validation/verification; using a version control system.
- Parallel processing: introduction to OpenMP and MPI.
- Object-oriented programming: What is it and when is it relevant for
- Using Mathematica or MATLAB for computational physics. This is a broad
topic, of course, and we will just touch upon aspects here.
- Computing Environment:
- The general idea is to use basic and portable tools.
The homepage will have details about setting these up on your
- The computers in Smith 1094 can be run with Linux or
Windows XP. You can choose which to use.
- For Linux users, the computer environment
include the GNU tools (also available in
Smith 1094). These include g++, make, indent, gdb, gprof,
and editors (e.g., emacs, nedit).
- For Windows users, the computing environment will be mainly
Cygwin, which simulates the GNU/Linux environment.
(You can also log into a public Linux
machine via an X-windows program, Xwin32.)
Sometimes we might use the Dev-C++ IDE.
- We'll have the INTEL compilers (for C++ and Fortran 90/95)
available on both platforms.
- We'll use gnuplot for plotting, from the command line in
Cygwin or Linux and also as a standalone program on Windows.
(Also Python and maybe xmgrace.)
- The GSL ("Gnu Scientific Library") is a free numerical library.
- Python is available at the command line in Cygwin or Linux,
and there is a stand-alone version on Windows.
- MATLAB and Mathematica are available on
all platforms for registered OSU students.
- Prof. Richard Furnstahl
office: M2048 PRB
email: email@example.com or firstname.lastname@example.org
phone: 292-4830 (office) or 847-4026 (home)
- 1094 Consultant:
office: 4124 PRB
phone: 292-2086 (office)
- Computer Consultant:
- Terry Bradley
office: 1199 PRB

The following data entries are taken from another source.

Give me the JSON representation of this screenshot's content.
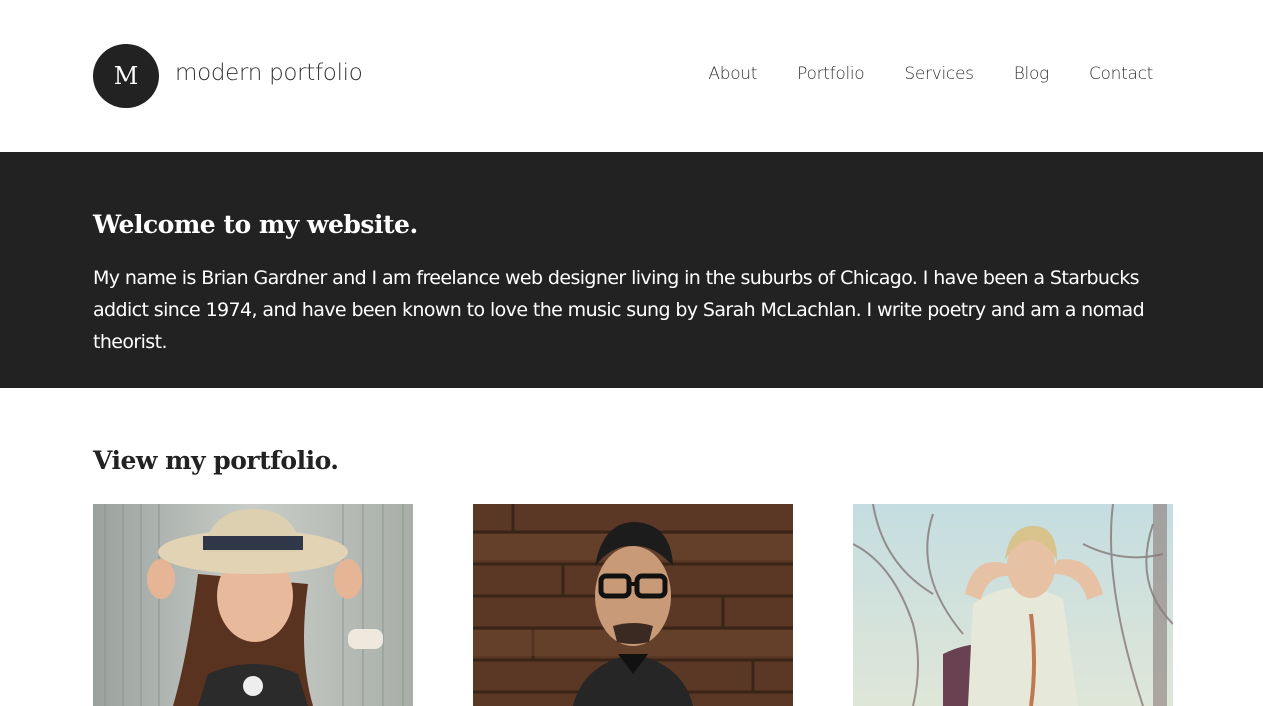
{
  "site": {
    "logo_letter": "M",
    "logo_text": "modern portfolio"
  },
  "nav": {
    "items": [
      "About",
      "Portfolio",
      "Services",
      "Blog",
      "Contact"
    ]
  },
  "hero": {
    "title": "Welcome to my website.",
    "text": "My name is Brian Gardner and I am freelance web designer living in the suburbs of Chicago. I have been a Starbucks addict since 1974, and have been known to love the music sung by Sarah McLachlan. I write poetry and am a nomad theorist."
  },
  "portfolio": {
    "title": "View my portfolio.",
    "items": [
      {
        "image": "portrait-woman-hat-photo"
      },
      {
        "image": "portrait-man-glasses-photo"
      },
      {
        "image": "portrait-woman-branches-photo"
      }
    ]
  },
  "colors": {
    "hero_bg": "#222222",
    "text": "#333333",
    "background": "#ffffff"
  }
}
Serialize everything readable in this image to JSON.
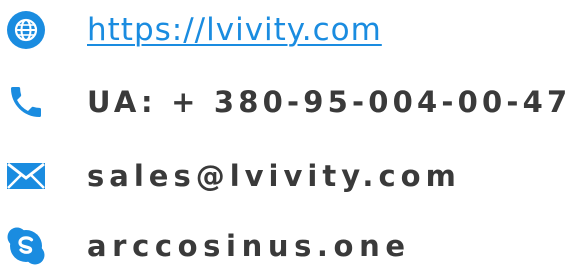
{
  "colors": {
    "accent": "#1a8ce0",
    "text": "#3a3a3a"
  },
  "contacts": [
    {
      "icon": "globe-icon",
      "text": "https://lvivity.com"
    },
    {
      "icon": "phone-icon",
      "text": "UA: + 380-95-004-00-47"
    },
    {
      "icon": "mail-icon",
      "text": "sales@lvivity.com"
    },
    {
      "icon": "skype-icon",
      "text": "arccosinus.one"
    }
  ]
}
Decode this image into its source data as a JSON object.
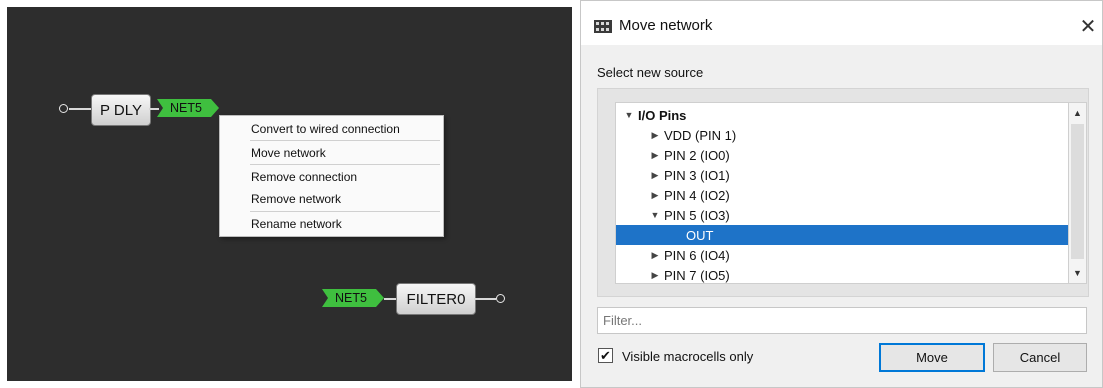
{
  "canvas": {
    "block_pdly": "P DLY",
    "block_filter": "FILTER0",
    "net_out_label": "NET5",
    "net_in_label": "NET5",
    "net_color": "#3fbf3f"
  },
  "context_menu": {
    "items": [
      "Convert to wired connection",
      "Move network",
      "Remove connection",
      "Remove network",
      "Rename network"
    ]
  },
  "dialog": {
    "title": "Move network",
    "close_glyph": "✕",
    "icon": "chip-icon",
    "select_label": "Select new source",
    "tree": [
      {
        "label": "I/O Pins",
        "expanded": true,
        "bold": true
      },
      {
        "label": "VDD (PIN 1)",
        "expanded": false
      },
      {
        "label": "PIN 2 (IO0)",
        "expanded": false
      },
      {
        "label": "PIN 3 (IO1)",
        "expanded": false
      },
      {
        "label": "PIN 4 (IO2)",
        "expanded": false
      },
      {
        "label": "PIN 5 (IO3)",
        "expanded": true
      },
      {
        "label": "OUT",
        "selected": true
      },
      {
        "label": "PIN 6 (IO4)",
        "expanded": false
      },
      {
        "label": "PIN 7 (IO5)",
        "expanded": false
      }
    ],
    "filter_placeholder": "Filter...",
    "visible_checkbox_label": "Visible macrocells only",
    "visible_checked": true,
    "move_label": "Move",
    "cancel_label": "Cancel",
    "selection_color": "#1e73c8"
  }
}
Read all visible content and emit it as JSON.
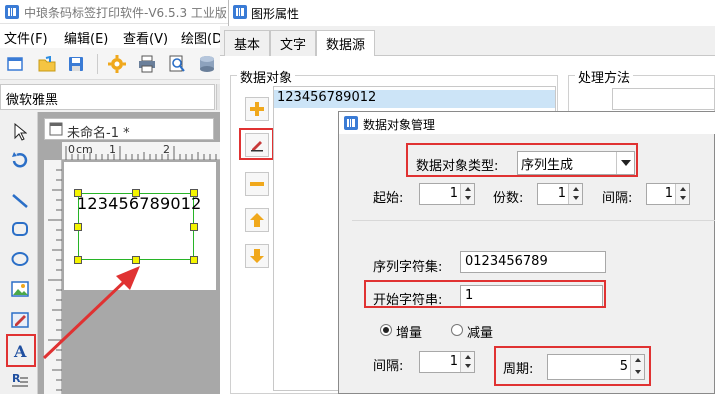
{
  "app": {
    "title": "中琅条码标签打印软件-V6.5.3 工业版",
    "menu": [
      "文件(F)",
      "编辑(E)",
      "查看(V)",
      "绘图(D"
    ],
    "font_name": "微软雅黑",
    "document_tab": "未命名-1 *",
    "ruler_unit": "cm",
    "ruler_marks": [
      "0",
      "1",
      "2"
    ],
    "barcode_text": "123456789012"
  },
  "graphic_props": {
    "title": "图形属性",
    "tabs": [
      "基本",
      "文字",
      "数据源"
    ],
    "active_tab": "数据源",
    "data_objects_label": "数据对象",
    "processing_label": "处理方法",
    "data_list": [
      "123456789012"
    ]
  },
  "data_object_dialog": {
    "title": "数据对象管理",
    "type_label": "数据对象类型:",
    "type_value": "序列生成",
    "start_label": "起始:",
    "start_value": "1",
    "copies_label": "份数:",
    "copies_value": "1",
    "interval_label": "间隔:",
    "interval_value": "1",
    "charset_label": "序列字符集:",
    "charset_value": "0123456789",
    "start_string_label": "开始字符串:",
    "start_string_value": "1",
    "increase_label": "增量",
    "decrease_label": "减量",
    "step_label": "间隔:",
    "step_value": "1",
    "cycle_label": "周期:",
    "cycle_value": "5"
  },
  "colors": {
    "highlight": "#e03232",
    "selection": "#27b427",
    "handle": "#f4f400"
  }
}
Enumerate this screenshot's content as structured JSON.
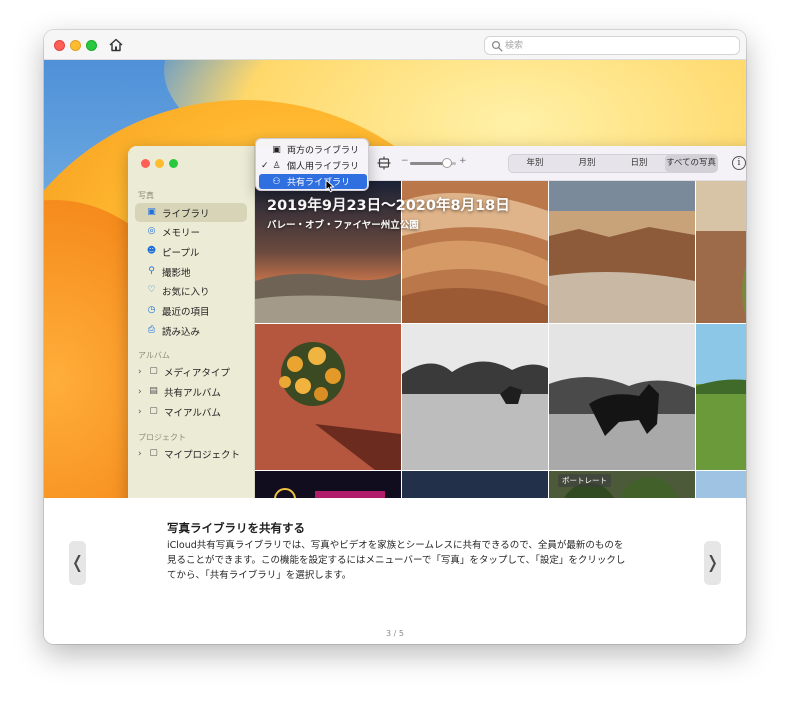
{
  "titlebar": {
    "search_placeholder": "検索"
  },
  "photos_app": {
    "sidebar": {
      "section_photos": "写真",
      "items": [
        {
          "label": "ライブラリ",
          "icon": "photo-library-icon",
          "selected": true
        },
        {
          "label": "メモリー",
          "icon": "memories-icon",
          "selected": false
        },
        {
          "label": "ピープル",
          "icon": "people-icon",
          "selected": false
        },
        {
          "label": "撮影地",
          "icon": "places-icon",
          "selected": false
        },
        {
          "label": "お気に入り",
          "icon": "heart-icon",
          "selected": false
        },
        {
          "label": "最近の項目",
          "icon": "clock-icon",
          "selected": false
        },
        {
          "label": "読み込み",
          "icon": "import-icon",
          "selected": false
        }
      ],
      "section_albums": "アルバム",
      "album_items": [
        {
          "label": "メディアタイプ",
          "icon": "folder-icon"
        },
        {
          "label": "共有アルバム",
          "icon": "shared-album-icon"
        },
        {
          "label": "マイアルバム",
          "icon": "folder-icon"
        }
      ],
      "section_projects": "プロジェクト",
      "project_items": [
        {
          "label": "マイプロジェクト",
          "icon": "folder-icon"
        }
      ]
    },
    "toolbar": {
      "zoom_level": 0.8,
      "segments": [
        "年別",
        "月別",
        "日別",
        "すべての写真"
      ],
      "selected_segment": "すべての写真"
    },
    "library_menu": {
      "items": [
        {
          "label": "両方のライブラリ",
          "icon": "both-libraries-icon",
          "checked": false,
          "highlighted": false
        },
        {
          "label": "個人用ライブラリ",
          "icon": "person-icon",
          "checked": true,
          "highlighted": false
        },
        {
          "label": "共有ライブラリ",
          "icon": "shared-people-icon",
          "checked": false,
          "highlighted": true
        }
      ]
    },
    "grid": {
      "header_title": "2019年9月23日〜2020年8月18日",
      "header_subtitle": "バレー・オブ・ファイヤー州立公園",
      "portrait_badge": "ポートレート"
    }
  },
  "info_panel": {
    "title": "写真ライブラリを共有する",
    "body": "iCloud共有写真ライブラリでは、写真やビデオを家族とシームレスに共有できるので、全員が最新のものを見ることができます。この機能を設定するにはメニューバーで「写真」をタップして、「設定」をクリックしてから、「共有ライブラリ」を選択します。",
    "page_indicator": "3 / 5",
    "prev_glyph": "❬",
    "next_glyph": "❭"
  }
}
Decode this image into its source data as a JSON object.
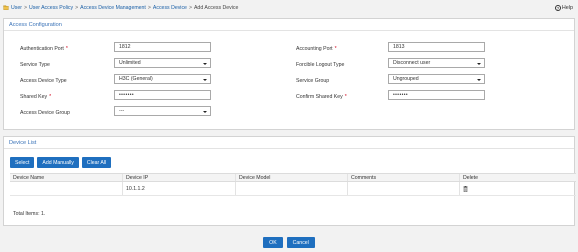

phone: 292-8598 (PRB office) or 292-4269 (Stillman Hall)
- Class meets MW from 11:30am to 1:30pm
in Smith 1094.
Each period will primarily be a hands-on lab
session (after a short lecture/question part).
- Office Hours:
- By appointment (asking in class is easiest) and Fridays
[to be announced] (Furnstahl)
[to be announced] (Orban)
- In-class worksheets [30%]
- Assigned homework ("handed in" via Mercurial) [40%]
- Project [30%]
- Web Pages:
- This info:
- Course home page:
Your comments and
suggestions are appreciated.
[Math and Physical Sciences]
[Ohio State University]
Physics 780.20 Computational Physics Information.
Last modified: 10:28 am, January 10, 2012.